||Non-invasive tri-modal visualisation via PET/SPECT/µCT of recombinant human bone morphogenetic protein-2 retention and associated bone regeneration: A proof of concept
| ||Gry Hulsart-Billström,Ram Kumar Selvaraju,Sergio Estrada,Mark Lubberink,Veronika Asplund,Kristoffer Bergman,Richard Marsell,Sune Larsson,Gunnar Antoni |
| ||Journal of Controlled Release. 2018; 285: 178 |
|[Pubmed] | [DOI]|
||Therapy assessment of bone metastatic disease in the era of 223radium
| ||Elba Etchebehere,Ana Emilia Brito,Alireza Rezaee,Werner Langsteger,Mohsen Beheshti |
| ||European Journal of Nuclear Medicine and Molecular Imaging. 2017; |
|[Pubmed] | [DOI]|
||Quantitative Assessment of Early [18F]Sodium Fluoride Positron Emission Tomography/Computed Tomography Response to Treatment in Men With Metastatic Prostate Cancer to Bone
| ||Stephanie A. Harmon,Timothy Perk,Christie Lin,Jens Eickhoff,Peter L. Choyke,William L. Dahut,Andrea B. Apolo,John L. Humm,Steven M. Larson,Michael J. Morris,Glenn Liu,Robert Jeraj |
| ||Journal of Clinical Oncology. 2017; 35(24): 2829 |
|[Pubmed] | [DOI]|
||The Role of Local Therapy for Oligometastatic Prostate Cancer
| ||Rajesh Nair,Benjamin W. Lamb,Nicolas Geurts,Omar Alghazo,Wayne Lam,Nathan Lawrentschuk,Declan G. Murphy |
| ||Urologic Clinics of North America. 2017; 44(4): 623 |
|[Pubmed] | [DOI]|
||Longitudinal Computed Tomography Monitoring of Pelvic Bones in Patients With Breast Cancer Using Automated Bone Subtraction Software
| ||Marius Horger,Wolfgang Maximilian Thaiss,Benjamin Wiesinger,Hendrik Ditt,Jan Fritz,Konstantin Nikolaou,Christopher Kloth |
| ||Investigative Radiology. 2017; 52(5): 288 |
|[Pubmed] | [DOI]|
||Skeletal Metastasis as Detected by 18F-FDG PET with Negative CT of the PET/CT: Frequency and Impact on Cancer Staging and/or Management

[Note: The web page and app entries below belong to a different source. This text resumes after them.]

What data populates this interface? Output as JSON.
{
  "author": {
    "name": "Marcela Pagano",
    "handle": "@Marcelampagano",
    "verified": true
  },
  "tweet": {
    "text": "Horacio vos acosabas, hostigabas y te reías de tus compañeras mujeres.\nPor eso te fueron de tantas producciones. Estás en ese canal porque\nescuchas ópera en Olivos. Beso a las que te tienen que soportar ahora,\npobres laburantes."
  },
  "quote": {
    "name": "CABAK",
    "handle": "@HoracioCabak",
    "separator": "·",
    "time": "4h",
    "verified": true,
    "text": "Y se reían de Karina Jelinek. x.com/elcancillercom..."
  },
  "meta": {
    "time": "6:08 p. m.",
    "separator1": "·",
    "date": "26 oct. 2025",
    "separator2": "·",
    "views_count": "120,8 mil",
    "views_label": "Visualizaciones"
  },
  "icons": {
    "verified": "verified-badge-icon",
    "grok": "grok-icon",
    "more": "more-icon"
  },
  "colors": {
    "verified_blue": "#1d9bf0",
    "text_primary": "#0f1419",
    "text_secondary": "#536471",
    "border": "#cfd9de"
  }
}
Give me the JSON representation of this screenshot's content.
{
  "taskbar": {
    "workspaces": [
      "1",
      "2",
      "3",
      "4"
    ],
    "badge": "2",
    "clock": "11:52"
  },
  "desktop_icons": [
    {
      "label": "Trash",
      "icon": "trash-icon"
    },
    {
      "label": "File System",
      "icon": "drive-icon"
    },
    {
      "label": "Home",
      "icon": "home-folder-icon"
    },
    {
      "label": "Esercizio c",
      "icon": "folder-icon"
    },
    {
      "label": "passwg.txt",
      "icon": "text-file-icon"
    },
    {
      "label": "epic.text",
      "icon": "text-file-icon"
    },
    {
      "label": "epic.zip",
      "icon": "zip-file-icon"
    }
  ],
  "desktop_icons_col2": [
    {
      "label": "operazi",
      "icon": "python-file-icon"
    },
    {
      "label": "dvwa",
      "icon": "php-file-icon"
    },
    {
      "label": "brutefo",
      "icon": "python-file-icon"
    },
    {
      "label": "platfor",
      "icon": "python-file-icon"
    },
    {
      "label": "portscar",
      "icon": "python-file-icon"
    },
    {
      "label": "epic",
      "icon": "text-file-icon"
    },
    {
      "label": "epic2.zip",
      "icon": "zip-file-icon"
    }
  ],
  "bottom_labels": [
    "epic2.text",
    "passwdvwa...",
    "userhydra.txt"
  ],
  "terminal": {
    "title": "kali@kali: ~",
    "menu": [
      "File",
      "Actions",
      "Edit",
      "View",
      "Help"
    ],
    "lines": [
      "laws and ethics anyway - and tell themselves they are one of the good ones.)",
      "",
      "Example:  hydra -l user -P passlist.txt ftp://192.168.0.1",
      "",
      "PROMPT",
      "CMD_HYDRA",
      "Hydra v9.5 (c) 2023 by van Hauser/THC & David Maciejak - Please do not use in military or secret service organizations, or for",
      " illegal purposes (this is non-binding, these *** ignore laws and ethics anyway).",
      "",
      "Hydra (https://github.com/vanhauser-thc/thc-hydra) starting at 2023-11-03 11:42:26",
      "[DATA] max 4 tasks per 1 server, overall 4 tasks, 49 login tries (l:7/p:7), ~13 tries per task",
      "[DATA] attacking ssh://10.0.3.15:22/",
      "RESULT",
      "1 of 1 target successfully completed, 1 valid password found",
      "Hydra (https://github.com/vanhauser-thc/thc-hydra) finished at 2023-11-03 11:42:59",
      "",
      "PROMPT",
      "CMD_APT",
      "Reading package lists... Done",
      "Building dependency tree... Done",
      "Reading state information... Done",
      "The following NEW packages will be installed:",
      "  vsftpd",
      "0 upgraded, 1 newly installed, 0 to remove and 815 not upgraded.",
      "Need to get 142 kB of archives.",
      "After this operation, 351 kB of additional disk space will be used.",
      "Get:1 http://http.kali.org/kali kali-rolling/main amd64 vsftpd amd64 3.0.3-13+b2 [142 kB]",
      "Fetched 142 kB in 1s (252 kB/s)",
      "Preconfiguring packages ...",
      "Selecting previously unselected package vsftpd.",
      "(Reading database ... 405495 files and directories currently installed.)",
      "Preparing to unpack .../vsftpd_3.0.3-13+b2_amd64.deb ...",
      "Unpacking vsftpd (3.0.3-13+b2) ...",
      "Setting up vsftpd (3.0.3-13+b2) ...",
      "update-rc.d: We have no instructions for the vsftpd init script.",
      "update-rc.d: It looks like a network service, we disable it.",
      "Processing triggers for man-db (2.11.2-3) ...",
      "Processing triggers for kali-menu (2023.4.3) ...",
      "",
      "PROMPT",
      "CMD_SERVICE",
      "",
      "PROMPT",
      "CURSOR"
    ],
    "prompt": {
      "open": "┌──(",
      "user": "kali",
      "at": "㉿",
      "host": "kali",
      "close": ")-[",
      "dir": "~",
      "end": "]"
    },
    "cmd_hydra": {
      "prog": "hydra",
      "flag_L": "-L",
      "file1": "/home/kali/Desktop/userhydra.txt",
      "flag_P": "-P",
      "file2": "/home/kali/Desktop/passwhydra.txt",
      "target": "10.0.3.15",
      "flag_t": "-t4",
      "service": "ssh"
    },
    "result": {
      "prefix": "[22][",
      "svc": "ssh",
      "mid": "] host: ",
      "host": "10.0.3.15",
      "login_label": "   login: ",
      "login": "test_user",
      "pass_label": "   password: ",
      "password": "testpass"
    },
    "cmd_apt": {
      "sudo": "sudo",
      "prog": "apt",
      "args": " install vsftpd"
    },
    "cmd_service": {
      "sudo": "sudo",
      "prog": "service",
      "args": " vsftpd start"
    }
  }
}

| ||Fatma Ahmed,Razi Muzaffar,Hermina Fernandes,Yifan Tu,Batool Albalooshi,Medhat M. Osman |
| ||Frontiers in Oncology. 2016; 6 |
|[Pubmed] | [DOI]|